A third hand is a safety mechanism that attaches to your rope, usually under your belay device. There are a number of different autoblockers you can use, but the one that I like the most is the prusik knot (if you want to learn how to make one, check out the video above). Even though a third hand isn’t necessary, think of rappelling in terms of belaying yourself – if you let go of the brake, you’ll fall until you hit the ground. The prusik knot will tighten when weighted, so if you happen to fall for any reason, it will stop you from experiencing an uncontrolled descent.
Take Off Your PAS and Descend
Always weight your new system before coming off of your old one, so you don’t find out you made a mistake the hard way. Once you’ve determined that your rappel will safely hold you, now you can undo your PAS and start the process of descending.
Keep your feet against the wall and walk yourself down as you let out slack in the rope. Make sure you have one hand on your prusik, and the other hand below it on the rope, sliding them down one at a time for a nice and easy lower. It’ll be a little jerky, but that’s to be expected, so don’t be concerned if it isn’t as smooth as you might have thought it would be. Do this until you get back to the ground, and give yourself a pat on the back for a successful rappel!
Now you know the essence of rappelling, but there are still a couple more things worth mentioning to make sure nothing bad happens. First, always tie stopper knots at each end of the rope so you don’t accidentally rappel off the edges and fall the rest of the way to the ground, especially if you’re coming down a multipitch. Whether you use a barrel knot, a figure 8, or something else doesn’t matter as long as it won’t come undone by itself.
Also, try your hardest not to get stuck while you’re on your rappel. What do I mean by this? Well, there are a couple of different scenarios that might pop up from time to time.

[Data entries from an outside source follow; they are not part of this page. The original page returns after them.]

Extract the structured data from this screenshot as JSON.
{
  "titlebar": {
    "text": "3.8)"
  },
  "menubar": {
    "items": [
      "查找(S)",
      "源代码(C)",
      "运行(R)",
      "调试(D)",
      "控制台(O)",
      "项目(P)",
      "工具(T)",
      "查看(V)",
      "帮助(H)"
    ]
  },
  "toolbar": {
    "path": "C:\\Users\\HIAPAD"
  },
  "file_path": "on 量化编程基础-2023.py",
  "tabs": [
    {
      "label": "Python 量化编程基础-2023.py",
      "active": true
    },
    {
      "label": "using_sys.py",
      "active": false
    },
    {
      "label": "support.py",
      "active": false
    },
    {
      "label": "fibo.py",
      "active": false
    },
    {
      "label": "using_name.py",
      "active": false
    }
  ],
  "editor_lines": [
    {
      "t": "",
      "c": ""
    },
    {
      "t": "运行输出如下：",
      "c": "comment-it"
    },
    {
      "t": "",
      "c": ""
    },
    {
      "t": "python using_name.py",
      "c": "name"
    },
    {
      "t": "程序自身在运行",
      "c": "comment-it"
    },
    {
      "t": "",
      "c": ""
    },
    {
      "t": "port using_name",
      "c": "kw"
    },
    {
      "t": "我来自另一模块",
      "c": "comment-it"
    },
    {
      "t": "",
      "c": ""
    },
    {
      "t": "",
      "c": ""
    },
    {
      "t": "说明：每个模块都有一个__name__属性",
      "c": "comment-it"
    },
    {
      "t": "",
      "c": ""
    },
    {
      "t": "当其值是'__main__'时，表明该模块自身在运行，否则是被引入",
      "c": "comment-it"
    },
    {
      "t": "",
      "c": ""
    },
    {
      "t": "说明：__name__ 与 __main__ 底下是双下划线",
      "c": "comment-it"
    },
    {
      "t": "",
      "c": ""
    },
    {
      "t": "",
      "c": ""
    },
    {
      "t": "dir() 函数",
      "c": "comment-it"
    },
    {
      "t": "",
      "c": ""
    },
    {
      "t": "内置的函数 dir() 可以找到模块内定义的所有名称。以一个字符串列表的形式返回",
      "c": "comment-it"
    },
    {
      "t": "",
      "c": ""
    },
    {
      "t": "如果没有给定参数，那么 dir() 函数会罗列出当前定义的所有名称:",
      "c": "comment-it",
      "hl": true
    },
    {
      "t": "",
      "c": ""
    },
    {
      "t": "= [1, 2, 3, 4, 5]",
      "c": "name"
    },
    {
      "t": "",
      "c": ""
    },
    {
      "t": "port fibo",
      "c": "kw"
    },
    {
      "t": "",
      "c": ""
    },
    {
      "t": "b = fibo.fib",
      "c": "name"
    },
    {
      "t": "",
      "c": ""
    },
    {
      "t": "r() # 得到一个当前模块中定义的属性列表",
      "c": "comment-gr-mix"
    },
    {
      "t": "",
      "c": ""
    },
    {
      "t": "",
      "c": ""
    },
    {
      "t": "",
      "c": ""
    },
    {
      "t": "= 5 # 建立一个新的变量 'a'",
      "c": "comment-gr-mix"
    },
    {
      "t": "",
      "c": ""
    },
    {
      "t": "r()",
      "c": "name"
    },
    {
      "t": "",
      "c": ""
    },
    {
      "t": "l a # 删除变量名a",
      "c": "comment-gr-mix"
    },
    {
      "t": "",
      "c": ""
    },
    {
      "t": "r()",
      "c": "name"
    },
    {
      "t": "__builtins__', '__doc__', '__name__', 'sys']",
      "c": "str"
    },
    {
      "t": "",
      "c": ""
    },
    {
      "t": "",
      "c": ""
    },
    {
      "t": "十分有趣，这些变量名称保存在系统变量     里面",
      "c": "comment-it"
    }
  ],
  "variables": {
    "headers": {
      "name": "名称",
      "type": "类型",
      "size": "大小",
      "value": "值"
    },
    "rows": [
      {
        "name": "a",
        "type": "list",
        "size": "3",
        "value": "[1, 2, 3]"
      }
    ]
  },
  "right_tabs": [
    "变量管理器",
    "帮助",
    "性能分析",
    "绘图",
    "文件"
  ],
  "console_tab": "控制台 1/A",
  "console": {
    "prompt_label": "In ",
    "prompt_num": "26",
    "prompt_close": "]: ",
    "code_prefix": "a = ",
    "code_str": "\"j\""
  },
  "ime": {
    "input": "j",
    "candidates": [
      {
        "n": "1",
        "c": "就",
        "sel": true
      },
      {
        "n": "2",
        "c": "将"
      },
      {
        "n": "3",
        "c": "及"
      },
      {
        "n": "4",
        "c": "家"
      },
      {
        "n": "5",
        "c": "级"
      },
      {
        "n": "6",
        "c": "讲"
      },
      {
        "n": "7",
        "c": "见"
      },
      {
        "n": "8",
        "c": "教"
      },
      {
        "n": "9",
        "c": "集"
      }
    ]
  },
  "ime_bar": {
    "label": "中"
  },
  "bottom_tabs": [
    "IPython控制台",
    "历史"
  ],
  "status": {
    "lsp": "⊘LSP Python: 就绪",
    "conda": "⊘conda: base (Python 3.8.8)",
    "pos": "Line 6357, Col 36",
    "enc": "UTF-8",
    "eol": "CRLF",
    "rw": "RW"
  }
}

First, it’s possible to get stuck if your third hand tightens. The knots that are recommended for rappelling are amazing because they move easily until they’re weighted, at which point they tighten up enough to catch your fall. A great, life saving system that you’ll appreciate until you have to try and unweight the knot in order to make it slide again. If you’re next to the rock face, you might be able to pull yourself up enough to loosen your prusik; if you’re rappelling in the open air, it’ll be more of a struggle. Twisting the knot tends to help break it up a little bit, but honestly, my best tip for you is to just…not fall.
This next one is a little embarrassing for me to share, but I feel it’s worth mentioning in case it happens to you. When I first started rappelling, I got stuck after clipping my PAS into a bolt partway down the route. Because my PAS was weighted, I had no way to unclip it from the bolt, and I couldn’t get any upward motion on my rappel – I couldn’t go up, and I couldn’t go down. It was a relatively stressful couple of minutes as my partner and I tried to figure out how to get me down, and thankfully we were able to manage without needing to call for help.
Needless to say, when it comes to rappelling, try not to weight anything if you don’t have a way to unweight it. You’ll save yourself a lot of headache if you can manage to do that.
Want to learn more about rock climbing? Check out our guide here!